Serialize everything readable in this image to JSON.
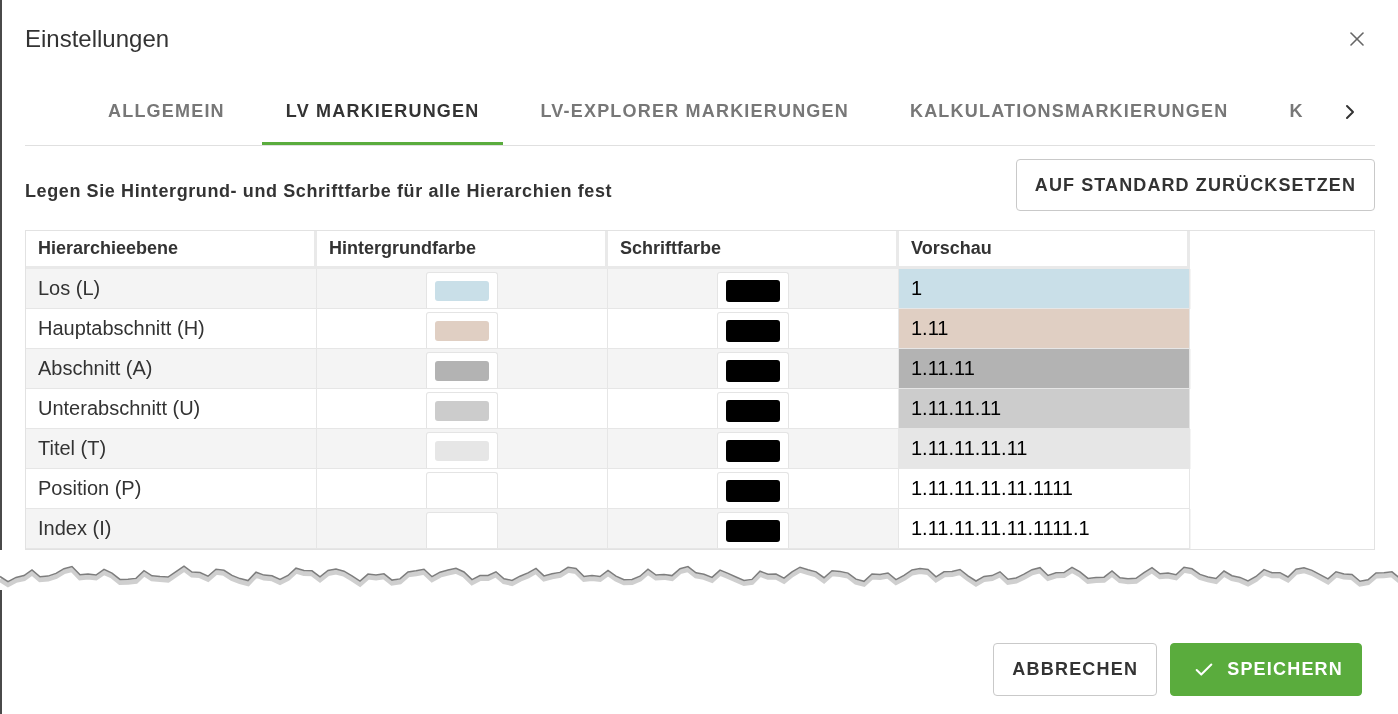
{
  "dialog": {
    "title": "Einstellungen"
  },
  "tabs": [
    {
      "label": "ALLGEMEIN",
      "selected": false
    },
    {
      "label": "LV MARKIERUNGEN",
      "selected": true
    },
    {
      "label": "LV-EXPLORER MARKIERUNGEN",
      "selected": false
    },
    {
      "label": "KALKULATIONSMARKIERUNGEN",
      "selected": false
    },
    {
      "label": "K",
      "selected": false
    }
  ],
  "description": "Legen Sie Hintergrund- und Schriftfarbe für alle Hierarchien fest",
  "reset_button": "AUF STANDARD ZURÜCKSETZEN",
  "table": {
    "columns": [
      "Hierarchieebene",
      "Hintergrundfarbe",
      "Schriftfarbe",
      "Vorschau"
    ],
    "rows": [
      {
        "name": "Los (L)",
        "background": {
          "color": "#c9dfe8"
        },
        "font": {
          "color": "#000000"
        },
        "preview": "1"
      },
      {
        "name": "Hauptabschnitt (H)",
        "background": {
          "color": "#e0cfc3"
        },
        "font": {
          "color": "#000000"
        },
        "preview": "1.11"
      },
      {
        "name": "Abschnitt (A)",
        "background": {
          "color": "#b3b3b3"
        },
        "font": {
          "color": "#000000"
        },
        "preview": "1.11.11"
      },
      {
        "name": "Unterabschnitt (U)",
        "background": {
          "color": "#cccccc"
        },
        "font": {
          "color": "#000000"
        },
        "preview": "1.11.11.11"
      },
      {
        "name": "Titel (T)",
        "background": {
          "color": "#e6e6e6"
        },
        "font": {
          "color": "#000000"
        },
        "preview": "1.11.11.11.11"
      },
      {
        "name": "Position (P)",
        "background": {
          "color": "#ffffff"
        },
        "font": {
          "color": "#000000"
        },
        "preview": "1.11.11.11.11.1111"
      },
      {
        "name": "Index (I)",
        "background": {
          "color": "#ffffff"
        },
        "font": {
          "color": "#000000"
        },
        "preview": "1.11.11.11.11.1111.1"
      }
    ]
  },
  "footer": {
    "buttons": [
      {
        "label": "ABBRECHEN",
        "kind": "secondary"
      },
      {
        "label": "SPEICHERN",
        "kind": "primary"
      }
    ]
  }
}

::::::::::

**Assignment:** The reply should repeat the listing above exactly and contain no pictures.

**Response:**
Serialize everything readable in this image to JSON.
{
  "dialog": {
    "title": "Einstellungen"
  },
  "tabs": [
    {
      "label": "ALLGEMEIN",
      "selected": false
    },
    {
      "label": "LV MARKIERUNGEN",
      "selected": true
    },
    {
      "label": "LV-EXPLORER MARKIERUNGEN",
      "selected": false
    },
    {
      "label": "KALKULATIONSMARKIERUNGEN",
      "selected": false
    },
    {
      "label": "K",
      "selected": false
    }
  ],
  "description": "Legen Sie Hintergrund- und Schriftfarbe für alle Hierarchien fest",
  "reset_button": "AUF STANDARD ZURÜCKSETZEN",
  "table": {
    "columns": [
      "Hierarchieebene",
      "Hintergrundfarbe",
      "Schriftfarbe",
      "Vorschau"
    ],
    "rows": [
      {
        "name": "Los (L)",
        "background": {
          "color": "#c9dfe8"
        },
        "font": {
          "color": "#000000"
        },
        "preview": "1"
      },
      {
        "name": "Hauptabschnitt (H)",
        "background": {
          "color": "#e0cfc3"
        },
        "font": {
          "color": "#000000"
        },
        "preview": "1.11"
      },
      {
        "name": "Abschnitt (A)",
        "background": {
          "color": "#b3b3b3"
        },
        "font": {
          "color": "#000000"
        },
        "preview": "1.11.11"
      },
      {
        "name": "Unterabschnitt (U)",
        "background": {
          "color": "#cccccc"
        },
        "font": {
          "color": "#000000"
        },
        "preview": "1.11.11.11"
      },
      {
        "name": "Titel (T)",
        "background": {
          "color": "#e6e6e6"
        },
        "font": {
          "color": "#000000"
        },
        "preview": "1.11.11.11.11"
      },
      {
        "name": "Position (P)",
        "background": {
          "color": "#ffffff"
        },
        "font": {
          "color": "#000000"
        },
        "preview": "1.11.11.11.11.1111"
      },
      {
        "name": "Index (I)",
        "background": {
          "color": "#ffffff"
        },
        "font": {
          "color": "#000000"
        },
        "preview": "1.11.11.11.11.1111.1"
      }
    ]
  },
  "footer": {
    "buttons": [
      {
        "label": "ABBRECHEN",
        "kind": "secondary"
      },
      {
        "label": "SPEICHERN",
        "kind": "primary"
      }
    ]
  }
}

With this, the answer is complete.